A word-for-word repetition of the records beneath this task is the expected answer.

-------- Excerpted records --------

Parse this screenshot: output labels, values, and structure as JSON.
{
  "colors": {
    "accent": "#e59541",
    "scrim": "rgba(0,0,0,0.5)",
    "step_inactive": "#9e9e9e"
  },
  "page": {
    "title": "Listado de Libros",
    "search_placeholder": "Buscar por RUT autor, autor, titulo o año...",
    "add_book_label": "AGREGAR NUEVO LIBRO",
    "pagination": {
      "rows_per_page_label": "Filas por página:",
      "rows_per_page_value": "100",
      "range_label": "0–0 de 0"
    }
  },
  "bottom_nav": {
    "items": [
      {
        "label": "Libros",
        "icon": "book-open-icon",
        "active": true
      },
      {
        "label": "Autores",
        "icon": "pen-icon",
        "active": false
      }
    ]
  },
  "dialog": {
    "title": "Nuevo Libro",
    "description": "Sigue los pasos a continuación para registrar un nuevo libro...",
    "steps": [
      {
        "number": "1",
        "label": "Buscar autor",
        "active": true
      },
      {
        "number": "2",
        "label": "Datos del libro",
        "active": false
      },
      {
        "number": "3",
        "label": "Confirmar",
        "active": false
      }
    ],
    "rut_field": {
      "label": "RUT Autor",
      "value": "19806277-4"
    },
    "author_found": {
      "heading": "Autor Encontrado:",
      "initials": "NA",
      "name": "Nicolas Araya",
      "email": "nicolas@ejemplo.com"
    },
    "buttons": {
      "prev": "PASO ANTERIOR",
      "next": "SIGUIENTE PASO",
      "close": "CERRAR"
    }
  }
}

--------

_Your response_
Parse this screenshot: output labels, values, and structure as JSON.
{
  "colors": {
    "accent": "#e59541",
    "scrim": "rgba(0,0,0,0.5)",
    "step_inactive": "#9e9e9e"
  },
  "page": {
    "title": "Listado de Libros",
    "search_placeholder": "Buscar por RUT autor, autor, titulo o año...",
    "add_book_label": "AGREGAR NUEVO LIBRO",
    "pagination": {
      "rows_per_page_label": "Filas por página:",
      "rows_per_page_value": "100",
      "range_label": "0–0 de 0"
    }
  },
  "bottom_nav": {
    "items": [
      {
        "label": "Libros",
        "icon": "book-open-icon",
        "active": true
      },
      {
        "label": "Autores",
        "icon": "pen-icon",
        "active": false
      }
    ]
  },
  "dialog": {
    "title": "Nuevo Libro",
    "description": "Sigue los pasos a continuación para registrar un nuevo libro...",
    "steps": [
      {
        "number": "1",
        "label": "Buscar autor",
        "active": true
      },
      {
        "number": "2",
        "label": "Datos del libro",
        "active": false
      },
      {
        "number": "3",
        "label": "Confirmar",
        "active": false
      }
    ],
    "rut_field": {
      "label": "RUT Autor",
      "value": "19806277-4"
    },
    "author_found": {
      "heading": "Autor Encontrado:",
      "initials": "NA",
      "name": "Nicolas Araya",
      "email": "nicolas@ejemplo.com"
    },
    "buttons": {
      "prev": "PASO ANTERIOR",
      "next": "SIGUIENTE PASO",
      "close": "CERRAR"
    }
  }
}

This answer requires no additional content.